“Working in the business world really opened my eyes and for this reason, I don’t regret it,” she said. “I realized women have been undervalued and underserved professionally for so long, that when one of us reaches a position of success, insecurity often rears its ugly head. This needed and still needs to change. I knew that whatever my next move was, I wanted to help women and other minorities feel comfortable being their authentic selves both in and out of the workplace.”
President Schumacher went on to work in student affairs at Heidelberg College (now Heidelberg University) before moving to Fort Wayne, Indiana to pursue a faculty position at the University of Saint Francis and then Indiana Institute of Technology. Eventually, a dean position with the Tiffin University School of Business became available. Working her way up the proverbial ladder, she later became the Vice President for Academic Affairs, before transitioning to the position of Interim President, and finally, securing the position of President. Throughout this process, she continued her education, ultimately earning two masters’ degrees and a doctorate from Bowling Green State University in Bowling Green, Ohio.
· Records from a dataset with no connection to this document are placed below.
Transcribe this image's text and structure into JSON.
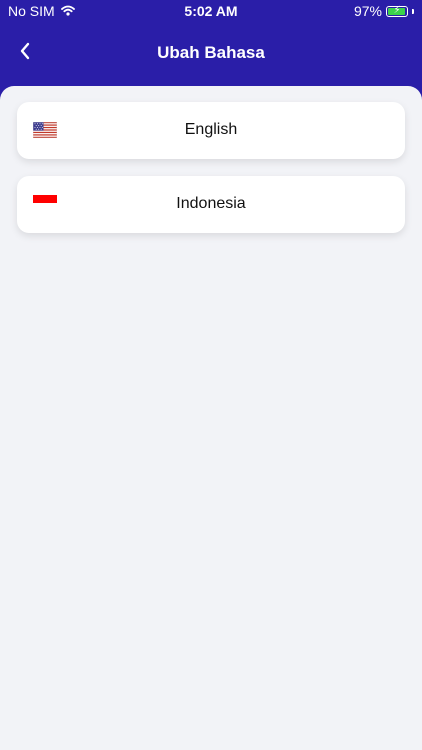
{
  "status_bar": {
    "carrier": "No SIM",
    "time": "5:02 AM",
    "battery_percent": "97%",
    "battery_level": 0.97
  },
  "nav": {
    "title": "Ubah Bahasa",
    "back_icon": "chevron-left-icon"
  },
  "languages": [
    {
      "label": "English",
      "flag_icon": "us-flag-icon"
    },
    {
      "label": "Indonesia",
      "flag_icon": "indonesia-flag-icon"
    }
  ],
  "colors": {
    "header": "#2a1ea8",
    "background": "#f2f3f7",
    "card": "#ffffff",
    "indonesia_red": "#ff0000",
    "battery_green": "#3bd24a"
  }
}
“Through it all, I knew I wanted to leave a legacy,” she remembered. “I wanted to create a laboratory of learning, a platform that would continue drawing attention to and providing solutions for cultural and gender inequality long after my time. That’s how the Celebrating Cultural Uniqueness at Tiffin University movement was born.”
According to President Schumacher, there is still much work to be done in the way of achieving true workplace equality. Even now as the leader of an institution, she still experiences unfair treatment far more often than one might think.
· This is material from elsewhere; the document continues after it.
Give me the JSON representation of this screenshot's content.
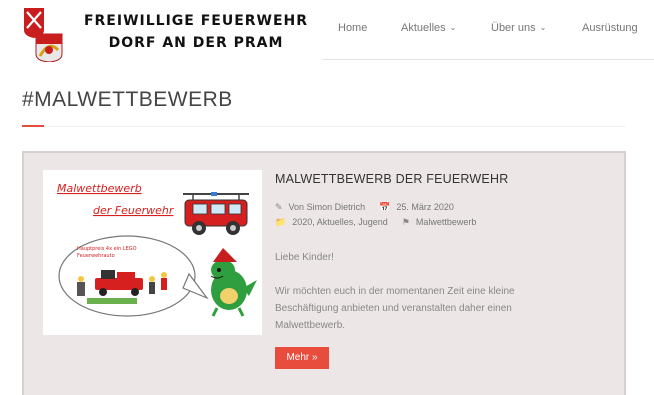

“Oh, people definitely still undermine and discredit my achievements and ideas,” she stated. “I’ll be in a conference room full of men and one of them will speak up with the same thought I shared five minutes earlier, and everyone will praise him for it, as if they didn’t even hear me. I don’t think they even realize they are doing this. In these instances, I make sure to advocate for myself, always.”
Thankfully, she has developed several robust networks of support over the years and praises each of them for helping her grow and remain centered in all endeavors.
“I am a member of two niche groups – one for university presidents and another for female university presidents, specifically,” she said. “These people understand the rigors of leadership and help guide me as I conduct my daily work. I also offer guidance with regard to their respective institutions in turn. Most importantly, we hold each other accountable. We remind each other that you can’t pour from an empty cup and maintaining a healthy work-life balance is crucial. Any job in leadership can be suffocating and draining if you don’t prioritize your wellness.”
Looking to the future, President Schumacher offered some insightful musings about the necessary role women play in the workplace, and what needs to be done to continue this fight for their equitable treatment.
“I’ve experienced it firsthand,” she remarked, “and women can be each other’s worst enemy. One of my female supervisors early on in my career was awful to me,” she remembered. “I didn’t understand it at first, until a friend told me it was because I was the only other woman in our office and that she saw me as competition. She wanted to be the ‘queen bee,’ and I remember thinking what a toxic and counterproductive mentality that was. As women in the workplace, we should be each other’s biggest supporters; we have to lift each other up, not tear each other down. When one of us succeeds, this is good news for all of us. I knew I couldn’t work in a setting where this was not the norm. The ‘queen bee’ mentality has absolutely no place in circles committed to growth and women can be each other’s biggest saboteurs if their priorities aren’t straight. Female professionals are, in my experience, the most passionate and dedicated employees, leaders and mentors, but only if they feel confident and if they feel valued. More than anything else, I just want women and all minorities to feel they can be their truest, most genuine selves at work.”